Tell me about your favourite project or collaboration.
We’ve just bought a new loom that’s a completely different style to what we’ve used before. Now the learning development and benefits that we’re reaping are quite big. Its capabilities are probably a lot more than we’ve ever had before as its speed output and abilities are a lot more sophisticated, so it’s opened up a whole new avenue and made us think that evolving with technology is the way to go.
As we evolve the mill and refine the production process, those sorts of machinery prove that’s the way to increase output while still keeping the quality and the heritage fabrics and patterns we’ve always had, which is nice. From start to finish we’ve had some issues and have gone through quite a learning curve, but we’re hopefully now going to get the benefits from it, and as a business, it will hopefully help increase output and therefore profitability.
What’s your favourite thing about the area?
I moved down here 11 years ago from Leicester, and I just think it’s such a pretty place. To be surrounded by so many beaches, having grown up a long way from the sea, I just feel very fortunate every day to be so close to it now.

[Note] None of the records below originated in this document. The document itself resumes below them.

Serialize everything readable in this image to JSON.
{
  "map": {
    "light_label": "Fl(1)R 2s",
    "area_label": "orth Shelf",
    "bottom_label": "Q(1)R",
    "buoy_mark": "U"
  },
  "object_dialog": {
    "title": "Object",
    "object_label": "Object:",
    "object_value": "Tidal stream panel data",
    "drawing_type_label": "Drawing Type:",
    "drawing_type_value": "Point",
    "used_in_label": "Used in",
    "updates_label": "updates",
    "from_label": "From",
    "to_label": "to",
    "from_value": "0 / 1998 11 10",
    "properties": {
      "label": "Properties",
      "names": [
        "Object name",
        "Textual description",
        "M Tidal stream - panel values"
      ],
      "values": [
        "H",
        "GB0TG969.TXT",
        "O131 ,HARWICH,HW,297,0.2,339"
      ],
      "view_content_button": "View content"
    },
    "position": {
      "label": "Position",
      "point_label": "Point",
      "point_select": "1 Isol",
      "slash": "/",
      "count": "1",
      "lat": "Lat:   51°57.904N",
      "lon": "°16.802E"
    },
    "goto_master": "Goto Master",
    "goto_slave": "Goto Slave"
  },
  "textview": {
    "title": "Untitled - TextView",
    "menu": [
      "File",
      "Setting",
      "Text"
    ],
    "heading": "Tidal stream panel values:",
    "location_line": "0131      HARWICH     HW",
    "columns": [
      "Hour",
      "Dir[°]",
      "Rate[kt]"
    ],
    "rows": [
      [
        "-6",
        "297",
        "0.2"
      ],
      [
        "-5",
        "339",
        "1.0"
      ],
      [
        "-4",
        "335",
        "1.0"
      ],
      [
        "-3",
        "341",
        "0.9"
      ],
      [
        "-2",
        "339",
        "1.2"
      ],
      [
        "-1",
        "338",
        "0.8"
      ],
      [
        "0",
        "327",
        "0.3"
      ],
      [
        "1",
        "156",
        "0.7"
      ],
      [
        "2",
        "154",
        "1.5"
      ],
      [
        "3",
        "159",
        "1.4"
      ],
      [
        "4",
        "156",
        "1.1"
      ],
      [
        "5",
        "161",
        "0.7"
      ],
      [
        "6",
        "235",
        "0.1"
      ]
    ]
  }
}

Over here, we’re just in such a peaceful, sleepy part of the world. It feels very relaxed and everybody’s a lot friendlier and keen to integrate. There’s a lot more of a community feel to the place, whereas in a city you walk past people and don’t acknowledge each other. Here, everybody knows everybody, and we all look out for each other. It’s a nice place to be.
Is that why you moved?
One of the reasons. I just wanted a new chapter in my life. I met my partner and decided to move down and be here, and it was the best thing I ever did. Now 11 years later I could never see myself anywhere else! If I go away, I can’t wait to come back. As soon as you pass Swansea you get excited that you’re nearly home, even though it’s still an hour and a half away!
All the youngsters complain that there’s nothing to do and they’re keen to get away, and I’m like—you live near 31 beaches, how can you be bored? I couldn’t believe it when I came here, it’s amazing. And everybody’s so friendly. I think that is, for me, one of the things that’s really nice. Everybody takes the time to look out for everybody.
What are you most excited about right now?
The future of the business. We’re growing and hopefully will continue to grow. We employ a lot of people in the area which is amazing, because there aren’t a lot of places that employ a vast amount of people. For us, it’s really nice.
I think the future is incredibly exciting. What we make is so unique that hopefully there will always be demand for it, and hopefully the quality, care and effort they put in to make it shows. Everybody wants to do a good job, and that, for me, makes me feel good. We’ve got pride in what we do, and it shows through. You can ask anybody—even if things aren’t going well, they still have pride and want it to work. To me, you couldn’t ask for better than that.
Thanks so much to James for chatting with us!